March 20, 2012 2 By Richard

As a tree surgeon, driving around anywhere can be an annoying thing. We tend to look at the trees and notice recent work and bad work stands out like a sore thumb. It equally annoying to see people offering a whole range of services including tree work. Trees are complex biomechanical structures and anyone who has spent years on the job or thousands of pounds going to college is not going to suddenly offer fencing or landscaping service. Trees are a specialist field and I would not recommend using any fencing/building/landscaping contractor who claims to offer tree surgery. Sorry, rant over.

Below are a few pictures from one site in the West Midlands who decided to get a landscaper in to do some tree work. I am sure there are some good landscapers out there who are capable of tree surgery, but i would only recommend using a landscaping company with a dedicated arboriculture division

The first two pictures, of the same tree, look pretty bad. The most obvious problem is the large tears all over the tree. These look unsightly and will induce rot and decay into the tree as the would is much larger than it should be. Pruning cuts should be flat (i.e. 90 degrees to angle of the branch) to minimise the surface area of the wound and try to prevent decay, parasites etc getting into the wound. The tree is able to callus over a correctly finished cut but will never be able to recover from these wounds.


But the pegs (the bit of branch which has been left behind) are just as bad. When cut correctly the tree is able to seal the wound, limiting decay.

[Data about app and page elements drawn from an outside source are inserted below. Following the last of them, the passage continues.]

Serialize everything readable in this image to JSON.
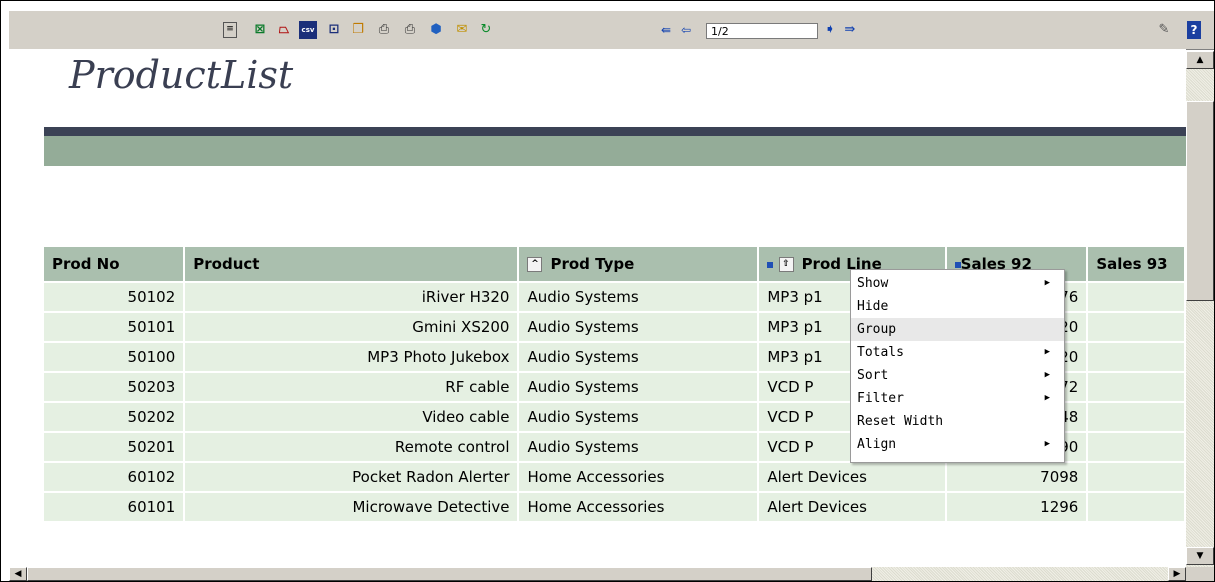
{
  "toolbar": {
    "icons": [
      "page-icon",
      "excel-icon",
      "pdf-icon",
      "csv-icon",
      "word-icon",
      "copy-icon",
      "print-icon",
      "print-preview-icon",
      "network-icon",
      "email-icon",
      "refresh-icon",
      "first-page-icon",
      "previous-page-icon",
      "next-page-icon",
      "last-page-icon",
      "edit-icon",
      "help-icon"
    ],
    "page_value": "1/2"
  },
  "report": {
    "title": "ProductList",
    "columns": [
      "Prod No",
      "Product",
      "Prod Type",
      "Prod Line",
      "Sales 92",
      "Sales 93"
    ],
    "rows": [
      [
        "50102",
        "iRiver H320",
        "Audio Systems",
        "MP3 p1",
        "976"
      ],
      [
        "50101",
        "Gmini XS200",
        "Audio Systems",
        "MP3 p1",
        "720"
      ],
      [
        "50100",
        "MP3 Photo Jukebox",
        "Audio Systems",
        "MP3 p1",
        "120"
      ],
      [
        "50203",
        "RF cable",
        "Audio Systems",
        "VCD P",
        "372"
      ],
      [
        "50202",
        "Video cable",
        "Audio Systems",
        "VCD P",
        "348"
      ],
      [
        "50201",
        "Remote control",
        "Audio Systems",
        "VCD P",
        "4190"
      ],
      [
        "60102",
        "Pocket Radon Alerter",
        "Home Accessories",
        "Alert Devices",
        "7098"
      ],
      [
        "60101",
        "Microwave Detective",
        "Home Accessories",
        "Alert Devices",
        "1296"
      ]
    ]
  },
  "context_menu": {
    "items": [
      "Show",
      "Hide",
      "Group",
      "Totals",
      "Sort",
      "Filter",
      "Reset Width",
      "Align"
    ],
    "highlighted": "Group"
  },
  "colors": {
    "header_band": "#3b4255",
    "green_band": "#94ac98",
    "header_cell": "#aabfae",
    "row_cell": "#e5f0e2"
  }
}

When a peg is left the tree is unable to seal the wound.The peg remains and rots away bringing parasites, pests and disease to the wound. A flush cut (not shown here) is just as bad as it creates a large wound and severs the vascular tissue of the parent branch, again inducing decay and preventing the tree from forming a callus to seal the wound.

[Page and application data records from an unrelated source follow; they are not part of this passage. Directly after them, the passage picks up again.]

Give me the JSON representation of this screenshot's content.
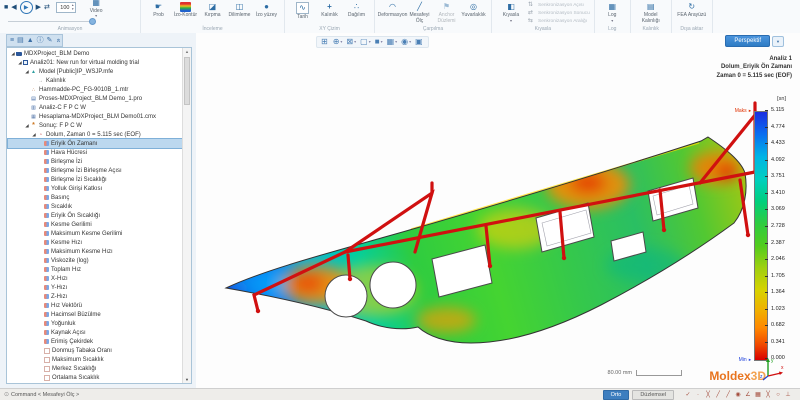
{
  "ribbon": {
    "animation": {
      "label": "Animasyon",
      "value": "100",
      "icons": {
        "stop": "■",
        "prev": "◀",
        "play": "▶",
        "next": "▶",
        "loop": "⇄"
      },
      "video": {
        "label": "Video",
        "glyph": "▦"
      }
    },
    "inceleme": {
      "label": "İnceleme",
      "buttons": [
        {
          "name": "prob-button",
          "label": "Prob",
          "glyph": "☛"
        },
        {
          "name": "izo-kontur-button",
          "label": "İzo-Kontür",
          "glyph": "",
          "iconclass": "rainbow"
        },
        {
          "name": "kirpma-button",
          "label": "Kırpma",
          "glyph": "◪"
        },
        {
          "name": "dilimleme-button",
          "label": "Dilimleme",
          "glyph": "◫"
        },
        {
          "name": "izo-yuzey-button",
          "label": "İzo yüzey",
          "glyph": "●"
        }
      ]
    },
    "xy": {
      "label": "XY Çizim",
      "buttons": [
        {
          "name": "tarih-button",
          "label": "Tarih",
          "glyph": "∿",
          "iconclass": "chart"
        },
        {
          "name": "kalinlik-button",
          "label": "Kalınlık",
          "glyph": "+",
          "iconclass": "red"
        },
        {
          "name": "dagilim-button",
          "label": "Dağılım",
          "glyph": "∴"
        }
      ]
    },
    "carpilma": {
      "label": "Çarpılma",
      "buttons": [
        {
          "name": "deformasyon-button",
          "label": "Deformasyon",
          "glyph": "◠"
        },
        {
          "name": "mesafeyi-olc-button",
          "label": "Mesafeyi Ölç",
          "glyph": "╱"
        },
        {
          "name": "anchor-duzlemi-button",
          "label": "Anchor Düzlemi",
          "glyph": "⚑",
          "disabled": true
        },
        {
          "name": "yuvarlaklik-button",
          "label": "Yuvarlaklık",
          "glyph": "◎",
          "iconclass": "red"
        }
      ]
    },
    "kiyasla": {
      "label": "Kıyasla",
      "main": {
        "label": "Kıyasla",
        "glyph": "◧"
      },
      "subs": [
        {
          "name": "senkronizasyon-acisi-button",
          "label": "Senkronizasyon Açısı",
          "glyph": "⇅",
          "disabled": true
        },
        {
          "name": "senkronizasyon-sonucu-button",
          "label": "Senkronizasyon Sonucu",
          "glyph": "⇄",
          "disabled": true
        },
        {
          "name": "senkronizasyon-araligi-button",
          "label": "Senkronizasyon Aralığı",
          "glyph": "⇆",
          "disabled": true
        }
      ]
    },
    "log": {
      "label": "Log",
      "button": {
        "label": "Log",
        "glyph": "▦"
      }
    },
    "kalinlik": {
      "label": "Kalınlık",
      "button": {
        "label": "Model Kalınlığı",
        "glyph": "▤",
        "iconclass": "tan"
      }
    },
    "disa": {
      "label": "Dışa aktar",
      "button": {
        "label": "FEA Arayüzü",
        "glyph": "↻"
      }
    }
  },
  "tree": {
    "head_icons": [
      {
        "name": "tree-list-icon",
        "glyph": "≡"
      },
      {
        "name": "tree-layers-icon",
        "glyph": "▤"
      },
      {
        "name": "tree-model-icon",
        "glyph": "▲"
      },
      {
        "name": "tree-info-icon",
        "glyph": "ⓘ"
      },
      {
        "name": "tree-tools-icon",
        "glyph": "✎"
      },
      {
        "name": "collapse-all-icon",
        "glyph": "«",
        "iconclass": "rot90"
      }
    ],
    "items": [
      {
        "label": "MDXProject_BLM Demo",
        "level": 0,
        "icon": "folder",
        "caret": "◢"
      },
      {
        "label": "Analiz01: New run for virtual molding trial",
        "level": 1,
        "icon": "run",
        "caret": "◢"
      },
      {
        "label": "Model [Public]IP_WSJP.mfe",
        "level": 2,
        "icon": "model",
        "caret": "◢"
      },
      {
        "label": "Kalınlık",
        "level": 3,
        "icon": "thick",
        "caret": ""
      },
      {
        "label": "Hammadde-PC_FG-9010B_1.mtr",
        "level": 2,
        "icon": "mtr",
        "caret": ""
      },
      {
        "label": "Proses-MDXProject_BLM Demo_1.pro",
        "level": 2,
        "icon": "pro",
        "caret": ""
      },
      {
        "label": "Analiz-C F P C W",
        "level": 2,
        "icon": "ana",
        "caret": ""
      },
      {
        "label": "Hesaplama-MDXProject_BLM Demo01.cmx",
        "level": 2,
        "icon": "cmx",
        "caret": ""
      },
      {
        "label": "Sonuç: F P C W",
        "level": 2,
        "icon": "res",
        "caret": "◢"
      },
      {
        "label": "Dolum, Zaman 0 = 5.115 sec (EOF)",
        "level": 3,
        "icon": "fill",
        "caret": "◢"
      },
      {
        "label": "Eriyik Ön Zamanı",
        "level": 4,
        "icon": "item",
        "caret": "",
        "selected": true
      },
      {
        "label": "Hava Hücresi",
        "level": 4,
        "icon": "item",
        "caret": ""
      },
      {
        "label": "Birleşme İzi",
        "level": 4,
        "icon": "item",
        "caret": ""
      },
      {
        "label": "Birleşme İzi Birleşme Açısı",
        "level": 4,
        "icon": "item",
        "caret": ""
      },
      {
        "label": "Birleşme İzi Sıcaklığı",
        "level": 4,
        "icon": "item",
        "caret": ""
      },
      {
        "label": "Yolluk Girişi Katkısı",
        "level": 4,
        "icon": "item",
        "caret": ""
      },
      {
        "label": "Basınç",
        "level": 4,
        "icon": "item",
        "caret": ""
      },
      {
        "label": "Sıcaklık",
        "level": 4,
        "icon": "item",
        "caret": ""
      },
      {
        "label": "Eriyik Ön Sıcaklığı",
        "level": 4,
        "icon": "item",
        "caret": ""
      },
      {
        "label": "Kesme Gerilimi",
        "level": 4,
        "icon": "item",
        "caret": ""
      },
      {
        "label": "Maksimum Kesme Gerilimi",
        "level": 4,
        "icon": "item",
        "caret": ""
      },
      {
        "label": "Kesme Hızı",
        "level": 4,
        "icon": "item",
        "caret": ""
      },
      {
        "label": "Maksimum Kesme Hızı",
        "level": 4,
        "icon": "item",
        "caret": ""
      },
      {
        "label": "Viskozite (log)",
        "level": 4,
        "icon": "item",
        "caret": ""
      },
      {
        "label": "Toplam Hız",
        "level": 4,
        "icon": "item",
        "caret": ""
      },
      {
        "label": "X-Hızı",
        "level": 4,
        "icon": "item",
        "caret": ""
      },
      {
        "label": "Y-Hızı",
        "level": 4,
        "icon": "item",
        "caret": ""
      },
      {
        "label": "Z-Hızı",
        "level": 4,
        "icon": "item",
        "caret": ""
      },
      {
        "label": "Hız Vektörü",
        "level": 4,
        "icon": "item",
        "caret": ""
      },
      {
        "label": "Hacimsel Büzülme",
        "level": 4,
        "icon": "item",
        "caret": ""
      },
      {
        "label": "Yoğunluk",
        "level": 4,
        "icon": "item",
        "caret": ""
      },
      {
        "label": "Kaynak Açısı",
        "level": 4,
        "icon": "item",
        "caret": ""
      },
      {
        "label": "Erimiş Çekirdek",
        "level": 4,
        "icon": "item",
        "caret": ""
      },
      {
        "label": "Donmuş Tabaka Oranı",
        "level": 4,
        "icon": "item2",
        "caret": ""
      },
      {
        "label": "Maksimum Sıcaklık",
        "level": 4,
        "icon": "item2",
        "caret": ""
      },
      {
        "label": "Merkez Sıcaklığı",
        "level": 4,
        "icon": "item2",
        "caret": ""
      },
      {
        "label": "Ortalama Sıcaklık",
        "level": 4,
        "icon": "item2",
        "caret": ""
      }
    ]
  },
  "viewport": {
    "toolbar_icons": [
      {
        "name": "fit-view-icon",
        "glyph": "⊞",
        "caret": ""
      },
      {
        "name": "zoom-icon",
        "glyph": "⊕",
        "caret": "▾"
      },
      {
        "name": "pan-icon",
        "glyph": "⊠",
        "caret": "▾"
      },
      {
        "name": "view-orientation-icon",
        "glyph": "▢",
        "caret": "▾"
      },
      {
        "name": "shaded-mode-icon",
        "glyph": "■",
        "caret": "▾"
      },
      {
        "name": "mesh-mode-icon",
        "glyph": "▦",
        "caret": "▾"
      },
      {
        "name": "clip-mode-icon",
        "glyph": "◉",
        "caret": "▾"
      },
      {
        "name": "display-options-icon",
        "glyph": "▣",
        "caret": ""
      }
    ],
    "view_mode": "Perspektif",
    "result_lines": [
      "Analiz 1",
      "Dolum_Eriyik Ön Zamanı",
      "Zaman 0 = 5.115 sec (EOF)"
    ],
    "scale_label": "80.00 mm",
    "logo": {
      "part1": "Moldex",
      "part2": "3D"
    },
    "axes": {
      "x": "x",
      "y": "y",
      "z": "z"
    }
  },
  "legend": {
    "unit": "[sn]",
    "max_label": "Maks",
    "min_label": "Min",
    "values": [
      "5.115",
      "4.774",
      "4.433",
      "4.092",
      "3.751",
      "3.410",
      "3.069",
      "2.728",
      "2.387",
      "2.046",
      "1.705",
      "1.364",
      "1.023",
      "0.682",
      "0.341",
      "0.000"
    ]
  },
  "statusbar": {
    "command": "Command < Mesafeyi Ölç >",
    "ortho": "Orto",
    "planar": "Düzlemsel",
    "snaps": [
      {
        "name": "select-check-icon",
        "glyph": "✓"
      },
      {
        "name": "snap-point-icon",
        "glyph": "·"
      },
      {
        "name": "snap-endpoint-icon",
        "glyph": "╳"
      },
      {
        "name": "snap-line-icon",
        "glyph": "╱"
      },
      {
        "name": "snap-midline-icon",
        "glyph": "╱"
      },
      {
        "name": "snap-center-icon",
        "glyph": "◉"
      },
      {
        "name": "snap-angle-icon",
        "glyph": "∠"
      },
      {
        "name": "snap-grid-icon",
        "glyph": "▦"
      },
      {
        "name": "snap-intersect-icon",
        "glyph": "╳"
      },
      {
        "name": "snap-circle-icon",
        "glyph": "○"
      },
      {
        "name": "snap-perpendicular-icon",
        "glyph": "⊥"
      }
    ]
  },
  "colors": {
    "accent_blue": "#2e75b6",
    "selection": "#bcd8ef",
    "runner_red": "#d01010",
    "logo_orange": "#e8741e",
    "legend_max": "#1b2fe0",
    "legend_min": "#d80000"
  }
}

The second tree has the same bad cuts as the tree above but has been left in a dangerous state. Trees should balance, they can adapt over a long period of time to support a crown which is weighted heavily in one direction, but if part of a tree is removed the tree can be come unbalanced and unstable. The centre of this tree has been removed leaving it heavily weighted towards the fence and the neighbouring house. It is heavily unbalanced, the wounds will decay and if the tree fails it is only going one way. Also because the centre has been removed any future tree surgery is made more difficult as the natural anchor points, for a tree surgeons rope, have been removed.

This is why it is important to ask for proof of insurance. Sure the landscaper didn’t break any fence panels on the day but what happens if the tree fails, because of his bad work, and falls on a house after he has left?

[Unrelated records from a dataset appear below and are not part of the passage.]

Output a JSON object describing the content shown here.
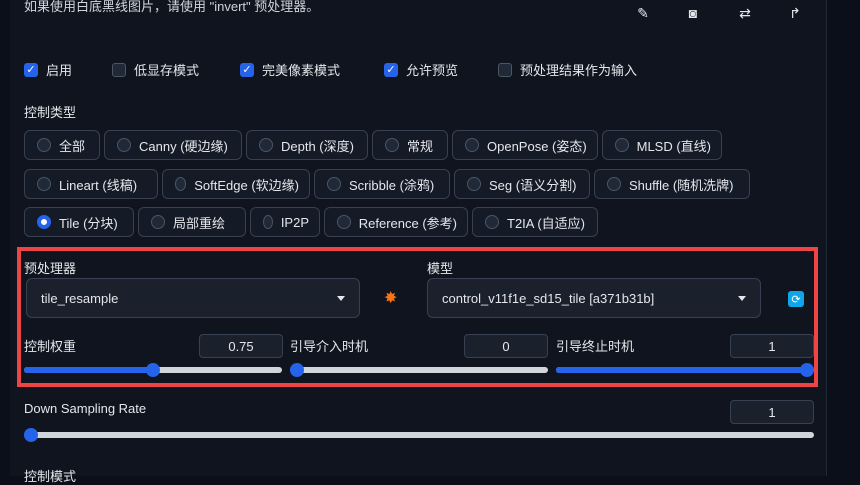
{
  "hint_text": "如果使用白底黑线图片，请使用 \"invert\" 预处理器。",
  "top_icons": [
    "edit-icon",
    "camera-icon",
    "swap-icon",
    "send-icon"
  ],
  "checkboxes": [
    {
      "label": "启用",
      "checked": true
    },
    {
      "label": "低显存模式",
      "checked": false
    },
    {
      "label": "完美像素模式",
      "checked": true
    },
    {
      "label": "允许预览",
      "checked": true
    },
    {
      "label": "预处理结果作为输入",
      "checked": false
    }
  ],
  "control_type": {
    "title": "控制类型",
    "options": [
      [
        "全部",
        "Canny (硬边缘)",
        "Depth (深度)",
        "常规",
        "OpenPose (姿态)",
        "MLSD (直线)"
      ],
      [
        "Lineart (线稿)",
        "SoftEdge (软边缘)",
        "Scribble (涂鸦)",
        "Seg (语义分割)",
        "Shuffle (随机洗牌)"
      ],
      [
        "Tile (分块)",
        "局部重绘",
        "IP2P",
        "Reference (参考)",
        "T2IA (自适应)"
      ]
    ],
    "selected": "Tile (分块)"
  },
  "preprocessor": {
    "label": "预处理器",
    "value": "tile_resample"
  },
  "model": {
    "label": "模型",
    "value": "control_v11f1e_sd15_tile [a371b31b]"
  },
  "sliders": {
    "weight": {
      "label": "控制权重",
      "value": "0.75",
      "fraction": 0.5
    },
    "start": {
      "label": "引导介入时机",
      "value": "0",
      "fraction": 0
    },
    "end": {
      "label": "引导终止时机",
      "value": "1",
      "fraction": 1
    },
    "downsample": {
      "label": "Down Sampling Rate",
      "value": "1",
      "fraction": 0
    }
  },
  "control_mode_title": "控制模式",
  "colors": {
    "accent": "#2563eb",
    "highlight": "#ef4444"
  }
}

Work like this is truly shocking and I have spoken to the owner of the property who is trying to get the work rectified.